What needs to be done: Each entry, as given, must be output unchanged.
********
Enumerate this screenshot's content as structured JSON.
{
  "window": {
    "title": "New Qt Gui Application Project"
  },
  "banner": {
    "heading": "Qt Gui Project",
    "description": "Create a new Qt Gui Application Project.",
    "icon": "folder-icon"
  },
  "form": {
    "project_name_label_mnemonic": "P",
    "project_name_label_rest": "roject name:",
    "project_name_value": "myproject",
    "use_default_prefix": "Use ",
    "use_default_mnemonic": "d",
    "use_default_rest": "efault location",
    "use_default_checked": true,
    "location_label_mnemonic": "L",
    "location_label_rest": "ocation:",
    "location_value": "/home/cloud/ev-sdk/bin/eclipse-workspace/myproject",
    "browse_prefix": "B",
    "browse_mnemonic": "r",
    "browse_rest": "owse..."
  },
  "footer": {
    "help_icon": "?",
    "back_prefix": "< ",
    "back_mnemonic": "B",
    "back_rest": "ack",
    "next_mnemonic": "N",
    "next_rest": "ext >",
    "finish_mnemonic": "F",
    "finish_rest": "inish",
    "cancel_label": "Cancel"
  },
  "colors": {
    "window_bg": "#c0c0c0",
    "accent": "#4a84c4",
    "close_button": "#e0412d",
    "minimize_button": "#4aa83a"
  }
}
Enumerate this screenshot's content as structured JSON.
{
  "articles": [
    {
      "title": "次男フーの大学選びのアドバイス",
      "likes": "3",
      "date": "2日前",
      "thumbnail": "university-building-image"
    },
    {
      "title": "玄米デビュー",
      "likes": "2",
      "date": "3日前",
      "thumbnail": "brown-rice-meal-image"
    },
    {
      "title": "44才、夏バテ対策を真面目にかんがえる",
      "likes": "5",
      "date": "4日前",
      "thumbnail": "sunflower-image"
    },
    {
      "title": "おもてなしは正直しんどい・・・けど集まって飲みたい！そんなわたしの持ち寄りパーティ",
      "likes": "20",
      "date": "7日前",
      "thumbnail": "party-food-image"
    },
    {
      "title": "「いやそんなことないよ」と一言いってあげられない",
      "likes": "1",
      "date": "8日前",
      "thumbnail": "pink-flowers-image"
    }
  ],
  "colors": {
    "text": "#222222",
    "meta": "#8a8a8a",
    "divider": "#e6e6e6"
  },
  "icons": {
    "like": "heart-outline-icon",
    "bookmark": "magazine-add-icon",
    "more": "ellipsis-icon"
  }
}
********
Solution:
Enumerate this screenshot's content as structured JSON.
{
  "window": {
    "title": "New Qt Gui Application Project"
  },
  "banner": {
    "heading": "Qt Gui Project",
    "description": "Create a new Qt Gui Application Project.",
    "icon": "folder-icon"
  },
  "form": {
    "project_name_label_mnemonic": "P",
    "project_name_label_rest": "roject name:",
    "project_name_value": "myproject",
    "use_default_prefix": "Use ",
    "use_default_mnemonic": "d",
    "use_default_rest": "efault location",
    "use_default_checked": true,
    "location_label_mnemonic": "L",
    "location_label_rest": "ocation:",
    "location_value": "/home/cloud/ev-sdk/bin/eclipse-workspace/myproject",
    "browse_prefix": "B",
    "browse_mnemonic": "r",
    "browse_rest": "owse..."
  },
  "footer": {
    "help_icon": "?",
    "back_prefix": "< ",
    "back_mnemonic": "B",
    "back_rest": "ack",
    "next_mnemonic": "N",
    "next_rest": "ext >",
    "finish_mnemonic": "F",
    "finish_rest": "inish",
    "cancel_label": "Cancel"
  },
  "colors": {
    "window_bg": "#c0c0c0",
    "accent": "#4a84c4",
    "close_button": "#e0412d",
    "minimize_button": "#4aa83a"
  }
}
Enumerate this screenshot's content as structured JSON.
{
  "articles": [
    {
      "title": "次男フーの大学選びのアドバイス",
      "likes": "3",
      "date": "2日前",
      "thumbnail": "university-building-image"
    },
    {
      "title": "玄米デビュー",
      "likes": "2",
      "date": "3日前",
      "thumbnail": "brown-rice-meal-image"
    },
    {
      "title": "44才、夏バテ対策を真面目にかんがえる",
      "likes": "5",
      "date": "4日前",
      "thumbnail": "sunflower-image"
    },
    {
      "title": "おもてなしは正直しんどい・・・けど集まって飲みたい！そんなわたしの持ち寄りパーティ",
      "likes": "20",
      "date": "7日前",
      "thumbnail": "party-food-image"
    },
    {
      "title": "「いやそんなことないよ」と一言いってあげられない",
      "likes": "1",
      "date": "8日前",
      "thumbnail": "pink-flowers-image"
    }
  ],
  "colors": {
    "text": "#222222",
    "meta": "#8a8a8a",
    "divider": "#e6e6e6"
  },
  "icons": {
    "like": "heart-outline-icon",
    "bookmark": "magazine-add-icon",
    "more": "ellipsis-icon"
  }
}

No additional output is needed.